(App and web page records)

■ ■ ■ ■

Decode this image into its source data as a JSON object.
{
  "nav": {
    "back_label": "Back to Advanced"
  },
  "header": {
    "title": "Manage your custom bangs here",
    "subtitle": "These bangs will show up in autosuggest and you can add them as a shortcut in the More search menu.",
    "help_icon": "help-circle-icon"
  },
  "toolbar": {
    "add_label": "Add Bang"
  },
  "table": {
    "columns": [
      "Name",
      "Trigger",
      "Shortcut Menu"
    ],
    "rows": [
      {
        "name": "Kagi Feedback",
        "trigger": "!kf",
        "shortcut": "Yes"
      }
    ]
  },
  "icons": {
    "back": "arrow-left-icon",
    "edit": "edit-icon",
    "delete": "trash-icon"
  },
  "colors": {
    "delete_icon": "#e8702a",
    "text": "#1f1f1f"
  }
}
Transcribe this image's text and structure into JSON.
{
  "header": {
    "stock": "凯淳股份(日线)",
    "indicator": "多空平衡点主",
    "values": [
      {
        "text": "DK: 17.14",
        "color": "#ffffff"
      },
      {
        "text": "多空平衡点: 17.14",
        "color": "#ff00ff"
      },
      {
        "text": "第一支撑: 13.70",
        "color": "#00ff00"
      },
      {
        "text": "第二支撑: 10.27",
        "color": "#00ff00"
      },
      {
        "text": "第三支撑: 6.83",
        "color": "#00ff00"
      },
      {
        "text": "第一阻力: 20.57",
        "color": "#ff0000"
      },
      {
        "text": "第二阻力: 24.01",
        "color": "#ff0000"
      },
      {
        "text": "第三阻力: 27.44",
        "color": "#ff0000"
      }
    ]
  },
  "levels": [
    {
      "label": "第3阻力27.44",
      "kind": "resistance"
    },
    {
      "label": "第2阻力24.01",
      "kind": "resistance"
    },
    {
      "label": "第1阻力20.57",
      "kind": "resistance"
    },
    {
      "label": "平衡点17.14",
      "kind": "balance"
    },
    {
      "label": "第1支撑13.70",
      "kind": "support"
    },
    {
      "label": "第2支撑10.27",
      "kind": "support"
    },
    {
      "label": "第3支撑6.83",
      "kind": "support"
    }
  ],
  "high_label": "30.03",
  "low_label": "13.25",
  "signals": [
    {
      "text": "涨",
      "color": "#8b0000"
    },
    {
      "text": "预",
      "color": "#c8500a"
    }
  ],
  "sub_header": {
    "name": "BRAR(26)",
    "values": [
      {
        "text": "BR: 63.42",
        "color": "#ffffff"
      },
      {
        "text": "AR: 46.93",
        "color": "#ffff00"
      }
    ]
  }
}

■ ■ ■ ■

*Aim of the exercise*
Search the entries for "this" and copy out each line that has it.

*Answer*
Decode this image into its source data as a JSON object.
Transcribe this image's text and structure into JSON.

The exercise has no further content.